You’ll have to dig, there are dozens of Excel spreadsheets

Again, I am familiar with that page, and believe to be familiar with these statistics. Either I am blind or there isn’t that much detail in it as the two of you claim.

So, help a blind man? What is the 1% income threshold and where is it in these statistics?

If you don’t like the brackets in the statistics you see, look at others. I’ve been able to find the 99.7% percentile in @Guillaume_GVA’s link above within five minutes.

And then, the canton I live in groups people into 150-250, 250-500, 500-1mln and 1mln+ brackets. So if you don’t find it in the ESTV data, look at your local situation. It’s probably more relevant to you personally; filtering out the outliers in ZH/ZG/SZ/etc that do not affect your personal living situation. (If you do live there, those cantonal tax admins also have detailed statistics available.) etc etc.

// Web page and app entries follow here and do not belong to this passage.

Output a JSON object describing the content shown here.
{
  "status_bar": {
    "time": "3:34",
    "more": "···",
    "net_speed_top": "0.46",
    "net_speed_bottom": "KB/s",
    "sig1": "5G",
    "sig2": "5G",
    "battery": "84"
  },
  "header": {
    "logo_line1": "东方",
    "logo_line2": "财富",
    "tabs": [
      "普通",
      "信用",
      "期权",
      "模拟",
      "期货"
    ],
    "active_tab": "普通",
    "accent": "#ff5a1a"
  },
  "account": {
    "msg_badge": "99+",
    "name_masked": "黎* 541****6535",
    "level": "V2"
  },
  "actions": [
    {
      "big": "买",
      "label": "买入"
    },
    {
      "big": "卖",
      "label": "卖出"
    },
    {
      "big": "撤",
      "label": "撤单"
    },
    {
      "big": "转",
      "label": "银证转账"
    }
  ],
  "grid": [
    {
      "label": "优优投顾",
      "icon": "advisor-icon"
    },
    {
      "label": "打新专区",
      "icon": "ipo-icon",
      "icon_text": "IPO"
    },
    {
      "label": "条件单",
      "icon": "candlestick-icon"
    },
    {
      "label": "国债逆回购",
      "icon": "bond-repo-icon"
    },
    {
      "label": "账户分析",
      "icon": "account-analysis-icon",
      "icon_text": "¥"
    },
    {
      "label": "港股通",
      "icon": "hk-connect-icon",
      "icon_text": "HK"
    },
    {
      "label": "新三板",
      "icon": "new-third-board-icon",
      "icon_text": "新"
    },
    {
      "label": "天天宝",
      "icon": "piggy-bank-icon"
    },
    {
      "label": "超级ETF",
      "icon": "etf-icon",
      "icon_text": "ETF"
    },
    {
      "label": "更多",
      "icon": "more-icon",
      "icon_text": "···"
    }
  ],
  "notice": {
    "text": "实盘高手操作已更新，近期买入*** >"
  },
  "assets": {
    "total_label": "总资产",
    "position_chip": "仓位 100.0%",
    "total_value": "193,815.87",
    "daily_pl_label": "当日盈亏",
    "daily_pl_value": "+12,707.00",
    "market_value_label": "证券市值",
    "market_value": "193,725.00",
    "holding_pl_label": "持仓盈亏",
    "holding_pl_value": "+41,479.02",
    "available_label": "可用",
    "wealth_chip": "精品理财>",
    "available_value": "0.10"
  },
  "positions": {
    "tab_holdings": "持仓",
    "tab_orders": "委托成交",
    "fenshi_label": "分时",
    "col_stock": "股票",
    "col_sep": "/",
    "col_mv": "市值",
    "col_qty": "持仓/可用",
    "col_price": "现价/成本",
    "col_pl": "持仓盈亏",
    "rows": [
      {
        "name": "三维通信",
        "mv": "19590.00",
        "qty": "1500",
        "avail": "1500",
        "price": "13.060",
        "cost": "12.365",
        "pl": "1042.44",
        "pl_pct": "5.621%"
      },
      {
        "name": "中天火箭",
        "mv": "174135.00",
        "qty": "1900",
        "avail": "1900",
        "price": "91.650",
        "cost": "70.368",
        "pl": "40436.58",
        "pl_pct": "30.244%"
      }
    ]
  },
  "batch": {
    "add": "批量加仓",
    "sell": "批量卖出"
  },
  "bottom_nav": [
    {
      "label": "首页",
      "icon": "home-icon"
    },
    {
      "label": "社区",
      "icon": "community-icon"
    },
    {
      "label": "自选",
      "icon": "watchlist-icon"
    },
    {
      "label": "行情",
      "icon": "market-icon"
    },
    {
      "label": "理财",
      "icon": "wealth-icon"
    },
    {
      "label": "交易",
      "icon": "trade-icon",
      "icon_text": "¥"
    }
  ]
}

AHV did an analysis on request of NZZ, so for the first time we have the actual percentile data (for 2021) based on all employees in Switzerland (analysis excludes self-employed people):

Income percentiles

99.99 is not precisely published, but there were exactly 535 people earning more than CHF 3 Million.

Income is the AHV income, which is basically the gross income including everything at the time of the payout.


Wow, didn’t expect the median salary to be so low. I guess this is also partly due to part-time jobs?

Yes! Good you ask, because this is important: This is the raw income data, so on the low end there are many part-time earners. All official statistics consider and correct this impact, which is why your initial post with BFS data shows a much higher median.